My other interests include mobility, migration, and colonial histories in the Italian context, particularly how Blackness and Afro-Italianness can help us rethink dynamics of cultural and linguistic belonging. On these topics, I have written two public-facing pieces for Public Books (1 and 2), an article for Comparative Literature, an open access chapter on methodologies of Blackness, and an article on theorizing from the South for Critical Quarterly.
I have also written on literary translingualism and on Jhumpa Lahiri’s turn to Italian for Comparative Literature Studies.
At Surrey, I supervise undergraduate dissertations, MA theses, and PhD projects in my areas of expertise. I am part of the Equality, Diversity, and Inclusion Committee, and co-convenor of the Mobilities Research Centre.
During my graduate studies, I worked as a digital coordinator for my program, I was a Public Fellow at the Newark Public Library, and I attended the Humanities Without Walls Workshop in Chicago.
My research and public humanities work have been supported by the Mellon Foundation, the Rutgers Bevier Dissertation Completion Fellowship, and the New Jersey Council for the Humanities.
Areas of specialism
Postgraduate research supervision
I am interested in PhD projects in the following areas:
- contemporary literature
- comparative literature
- world literature
- theory of the novel
- postcolonial and decolonial studies

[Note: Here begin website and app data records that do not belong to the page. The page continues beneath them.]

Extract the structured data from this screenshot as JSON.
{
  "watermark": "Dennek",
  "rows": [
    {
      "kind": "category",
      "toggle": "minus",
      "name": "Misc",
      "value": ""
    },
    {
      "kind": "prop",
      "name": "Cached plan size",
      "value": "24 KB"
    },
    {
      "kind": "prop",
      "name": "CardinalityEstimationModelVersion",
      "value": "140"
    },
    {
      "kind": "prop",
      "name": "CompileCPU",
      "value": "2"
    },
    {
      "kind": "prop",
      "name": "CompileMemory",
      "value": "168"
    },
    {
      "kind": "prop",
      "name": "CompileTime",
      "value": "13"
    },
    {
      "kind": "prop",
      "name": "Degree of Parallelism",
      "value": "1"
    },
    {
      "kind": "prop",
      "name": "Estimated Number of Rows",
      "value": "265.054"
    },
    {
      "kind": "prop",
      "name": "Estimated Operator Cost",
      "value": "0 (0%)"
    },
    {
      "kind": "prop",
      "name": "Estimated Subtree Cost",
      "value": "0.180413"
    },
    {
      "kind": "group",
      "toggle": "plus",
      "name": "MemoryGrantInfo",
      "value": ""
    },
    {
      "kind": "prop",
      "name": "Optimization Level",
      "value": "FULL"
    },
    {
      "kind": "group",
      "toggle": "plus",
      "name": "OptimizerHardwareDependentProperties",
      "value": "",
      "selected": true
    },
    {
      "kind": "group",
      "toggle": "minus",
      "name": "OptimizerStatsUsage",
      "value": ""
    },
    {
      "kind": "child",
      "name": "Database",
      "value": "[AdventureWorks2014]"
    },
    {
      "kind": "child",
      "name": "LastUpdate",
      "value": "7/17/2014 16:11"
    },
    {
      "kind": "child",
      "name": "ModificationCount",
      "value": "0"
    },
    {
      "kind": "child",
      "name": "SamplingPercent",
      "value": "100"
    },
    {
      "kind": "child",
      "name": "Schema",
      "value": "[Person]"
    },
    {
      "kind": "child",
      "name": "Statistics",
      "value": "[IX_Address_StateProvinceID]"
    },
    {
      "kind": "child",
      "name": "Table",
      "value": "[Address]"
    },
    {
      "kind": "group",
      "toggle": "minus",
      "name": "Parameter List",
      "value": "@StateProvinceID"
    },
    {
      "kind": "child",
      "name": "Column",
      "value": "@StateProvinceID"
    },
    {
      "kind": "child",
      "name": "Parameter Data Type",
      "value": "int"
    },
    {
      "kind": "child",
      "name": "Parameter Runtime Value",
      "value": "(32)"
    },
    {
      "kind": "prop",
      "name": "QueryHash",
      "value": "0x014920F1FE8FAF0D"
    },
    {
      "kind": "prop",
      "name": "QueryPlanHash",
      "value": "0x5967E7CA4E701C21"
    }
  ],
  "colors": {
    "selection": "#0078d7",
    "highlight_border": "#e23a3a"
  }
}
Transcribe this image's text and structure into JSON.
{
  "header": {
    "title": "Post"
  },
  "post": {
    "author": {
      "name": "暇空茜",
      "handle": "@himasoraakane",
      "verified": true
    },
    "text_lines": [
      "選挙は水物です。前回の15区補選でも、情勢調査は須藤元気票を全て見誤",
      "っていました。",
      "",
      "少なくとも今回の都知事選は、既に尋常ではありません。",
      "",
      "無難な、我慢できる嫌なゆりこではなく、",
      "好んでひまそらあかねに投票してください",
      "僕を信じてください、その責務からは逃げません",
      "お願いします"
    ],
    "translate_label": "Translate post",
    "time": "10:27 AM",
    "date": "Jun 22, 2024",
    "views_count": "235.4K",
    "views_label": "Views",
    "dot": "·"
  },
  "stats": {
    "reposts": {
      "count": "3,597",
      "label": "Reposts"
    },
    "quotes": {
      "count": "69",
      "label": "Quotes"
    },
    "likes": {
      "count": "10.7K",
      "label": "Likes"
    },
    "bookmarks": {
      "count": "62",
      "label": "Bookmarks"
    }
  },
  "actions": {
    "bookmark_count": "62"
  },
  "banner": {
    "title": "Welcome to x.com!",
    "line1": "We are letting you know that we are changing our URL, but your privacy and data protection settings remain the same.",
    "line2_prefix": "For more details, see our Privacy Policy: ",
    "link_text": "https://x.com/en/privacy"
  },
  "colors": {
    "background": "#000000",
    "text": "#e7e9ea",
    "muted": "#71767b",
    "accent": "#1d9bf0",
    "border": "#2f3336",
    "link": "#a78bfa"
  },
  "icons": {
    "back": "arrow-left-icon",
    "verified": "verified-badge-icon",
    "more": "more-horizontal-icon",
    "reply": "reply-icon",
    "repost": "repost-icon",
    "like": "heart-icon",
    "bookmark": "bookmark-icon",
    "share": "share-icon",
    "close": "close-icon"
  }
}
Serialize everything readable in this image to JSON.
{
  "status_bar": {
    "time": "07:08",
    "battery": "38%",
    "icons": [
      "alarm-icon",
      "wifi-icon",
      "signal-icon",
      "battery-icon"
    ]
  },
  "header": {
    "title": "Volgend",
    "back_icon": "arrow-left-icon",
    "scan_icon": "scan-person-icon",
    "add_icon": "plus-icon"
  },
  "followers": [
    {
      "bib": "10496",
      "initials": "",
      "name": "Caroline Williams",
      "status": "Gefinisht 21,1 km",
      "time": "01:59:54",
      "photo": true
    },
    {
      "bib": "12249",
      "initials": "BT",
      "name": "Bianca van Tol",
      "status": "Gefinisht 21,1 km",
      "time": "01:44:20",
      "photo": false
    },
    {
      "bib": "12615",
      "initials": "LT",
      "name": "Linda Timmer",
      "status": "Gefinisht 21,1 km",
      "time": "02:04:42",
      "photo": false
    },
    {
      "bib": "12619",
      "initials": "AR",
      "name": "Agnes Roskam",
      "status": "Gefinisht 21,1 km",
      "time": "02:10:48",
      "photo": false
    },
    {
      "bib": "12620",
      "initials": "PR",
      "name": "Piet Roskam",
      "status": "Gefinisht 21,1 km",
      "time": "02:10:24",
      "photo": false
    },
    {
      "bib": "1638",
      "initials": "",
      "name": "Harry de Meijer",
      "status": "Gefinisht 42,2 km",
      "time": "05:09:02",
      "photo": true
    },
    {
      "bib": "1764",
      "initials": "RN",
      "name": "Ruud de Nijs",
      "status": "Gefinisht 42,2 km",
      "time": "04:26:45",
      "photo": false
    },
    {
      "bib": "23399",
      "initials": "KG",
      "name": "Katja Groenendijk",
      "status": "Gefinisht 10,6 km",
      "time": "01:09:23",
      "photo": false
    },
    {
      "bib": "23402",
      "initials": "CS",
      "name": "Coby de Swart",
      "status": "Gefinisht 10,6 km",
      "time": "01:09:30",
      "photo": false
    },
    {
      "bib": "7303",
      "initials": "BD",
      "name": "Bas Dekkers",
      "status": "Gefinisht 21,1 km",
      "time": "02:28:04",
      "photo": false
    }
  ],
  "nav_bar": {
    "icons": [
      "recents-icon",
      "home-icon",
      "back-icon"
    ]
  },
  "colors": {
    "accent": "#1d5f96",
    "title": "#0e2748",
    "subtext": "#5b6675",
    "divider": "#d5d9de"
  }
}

- mobility and migration
- literary theory
Phd projects currently being supervised:
Rosie Ngure (with Dr Liz Bahs) - "A Dazzling Stone Many Miles Away: A Creative and Critical Exploration of the Woman’s Voice in the New African Novel"
Melanie Han (with Dr Stephen Mooney) - "Modern Sojourners and Multicultural Poets: A Critical and Creative Exploration of Postcolonial Transnationalism, Trauma, and Identity"
María Camila Suárez Valencia (with Dr Stephen Fay) - “Entangled Healing: Contemporary Narratives and Practices of Psychedelic Medicine in Latin America”
Chigozirim Miracle Nwaosu (with Dr Lena Mattheis and Prof Diane Watt) - “Duality of Identity: Racial and Queer Experiences of Black Gay Men and Women in African, African American, and Black British Novels”
ELI1029 Global Literatures
ELI2022 Contemporary Literature: Postcolonial Fictions
ELI1011 Theories of Reading II
ELI2021 Contemporary Literature: Gender and Sexuality
At Rutgers, English Writing Program
At Rutgers, Comparative Literature Program
Introduction to World Literature – Global Literary Geographies
Short Fiction – Elements of Literary Analysis
Introduction to Myth – Modern Mythologies and the Novel
At Rutgers, Italian Department
A Cultural Tour of Italy
Italian for Travel
This article discusses Jhumpa Lahiri’s recent turn to Italian through a formal and linguistic analysis of the creative and editorial projects she has undertaken in the last decade. By analyzing the author’s trajectory from In Other Words (2016) to Whereabouts (2021) and by discussing two short stories she has published in the interval between her linguistic autobiography and her first Italian novel, the article argues that Lahiri’s aesthetic and political concerns have transitioned from a utopian search for cosmopolitan encounters to a sharper attention to place-making and grounded relationality. Concurrently, her writing has moved from the pursuit of placeless abstraction to a more pronounced interest in site-specific forms of social bonding. The article further situates Lahiri’s translingual practice within paradigms of postcolonial, diasporic, and translingual writing, and discusses how her choice to forsake a dominant language for a semi-peripheral one requires a different critical approach that considers both intrinsic and extrinsic factors. In fully embracing the precarious translational space between Italian and English, the article contends that Lahiri’s latest reinvention contributes to deprovincializing both the Italian and the Anglophone literary field, while offering new ways of articulating identity, cultural belonging, and community in comparative and world literature studies.